Maintaining good personal hygiene plays a crucial role in preventing these uncomfortable conditions. Here are some tips you should follow:
- Dry yourself thoroughly after showering: To prevent moisture from accumulating in susceptible areas, make sure to dry your skin completely after bathing. Pay special attention to spaces between toes and other folds of the body.
- Change socks and underwear daily: Fresh, clean clothing helps reduce the likelihood of fungal growth. Opt for moisture-wicking fabrics that help keep sweat away from your skin.
- Avoid tight-fitting clothes: Tight garments can trap heat and moisture against your body, creating an ideal environment for fungi to thrive. Choose loose-fitting clothing whenever possible.
- Use antifungal powders or creams: If you’re prone to fungal infections or live in a humid climate, consider using over-the-counter antifungal products as a preventive measure. Before commencing any new regimen, it is advised to consult a healthcare provider.
Practicing good hygiene on a daily basis is essential for maintaining health and preventing illness. Remember that our bodies’ natural defense mechanisms work best when supported by consistent hygiene practices.
FAQs in Relation to What Happens When You Don’t Shower
How many days is it okay to skip a shower?
It’s generally acceptable to go 2-3 days without showering, but make sure to wash areas prone to bacteria buildup daily with a washcloth or baby wipes.
How often should women shower?
The ideal shower frequency varies based on factors like skin type, lifestyle, and climate, but most women can safely take showers every other day or less frequently.
Is it necessary to take a shower?
Taking regular showers helps maintain good hygiene by removing dirt, sweat, dead skin cells, and bacteria from our bodies, and consistent neglect of proper hygiene practices can lead to various health issues.

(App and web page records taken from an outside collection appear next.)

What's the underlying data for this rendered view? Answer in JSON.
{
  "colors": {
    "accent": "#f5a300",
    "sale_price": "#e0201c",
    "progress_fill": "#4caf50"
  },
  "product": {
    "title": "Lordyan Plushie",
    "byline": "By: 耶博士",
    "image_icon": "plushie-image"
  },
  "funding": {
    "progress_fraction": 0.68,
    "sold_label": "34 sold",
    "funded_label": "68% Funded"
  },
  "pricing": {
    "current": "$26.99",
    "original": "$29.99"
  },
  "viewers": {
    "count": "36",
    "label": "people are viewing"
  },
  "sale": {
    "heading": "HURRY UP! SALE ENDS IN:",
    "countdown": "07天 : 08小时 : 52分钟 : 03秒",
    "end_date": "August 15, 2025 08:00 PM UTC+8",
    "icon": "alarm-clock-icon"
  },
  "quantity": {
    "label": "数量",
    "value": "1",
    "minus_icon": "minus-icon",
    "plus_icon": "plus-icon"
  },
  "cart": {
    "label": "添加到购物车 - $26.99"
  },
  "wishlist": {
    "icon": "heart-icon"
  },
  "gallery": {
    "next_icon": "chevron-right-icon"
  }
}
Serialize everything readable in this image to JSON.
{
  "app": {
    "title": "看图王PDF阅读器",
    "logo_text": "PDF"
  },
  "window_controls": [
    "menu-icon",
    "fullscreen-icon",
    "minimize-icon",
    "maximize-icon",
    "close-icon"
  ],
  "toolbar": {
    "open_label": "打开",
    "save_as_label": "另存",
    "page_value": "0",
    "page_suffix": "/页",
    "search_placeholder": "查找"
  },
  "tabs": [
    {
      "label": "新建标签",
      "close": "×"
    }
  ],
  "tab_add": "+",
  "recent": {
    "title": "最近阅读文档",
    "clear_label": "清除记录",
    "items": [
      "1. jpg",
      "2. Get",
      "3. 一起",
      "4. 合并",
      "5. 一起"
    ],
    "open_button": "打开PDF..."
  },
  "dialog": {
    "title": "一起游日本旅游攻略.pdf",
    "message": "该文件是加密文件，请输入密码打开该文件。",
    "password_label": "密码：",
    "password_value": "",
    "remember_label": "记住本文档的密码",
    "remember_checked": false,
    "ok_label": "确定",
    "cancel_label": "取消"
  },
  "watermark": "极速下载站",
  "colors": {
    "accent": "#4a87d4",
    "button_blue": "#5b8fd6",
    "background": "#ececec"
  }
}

What happens if you don’t shower after sweating?
If you don’t shower after sweating, bacteria and fungi can thrive on your skin, leading to body odor and potential infections, so make sure to at least clean sweat-prone areas with a washcloth or baby wipes.
Skipping showers can lead to a buildup of sweat, bacteria, and fungus on our skin, causing unpleasant body odor and even dermatitis neglecta – a skin condition that results from not washing.
However, overwashing can also have negative effects on the skin, such as stripping away natural oils and disrupting the skin’s microbiome.
To find balance, it’s important to understand how often we should shower based on our lifestyle factors and to practice targeted washing techniques, like using a gentle cleanser and avoiding hot water.
By doing so, we can prevent fungal growth in moist areas of the body and manage oily hair build-up or scalp irritation issues, which can be exacerbated by overwashing.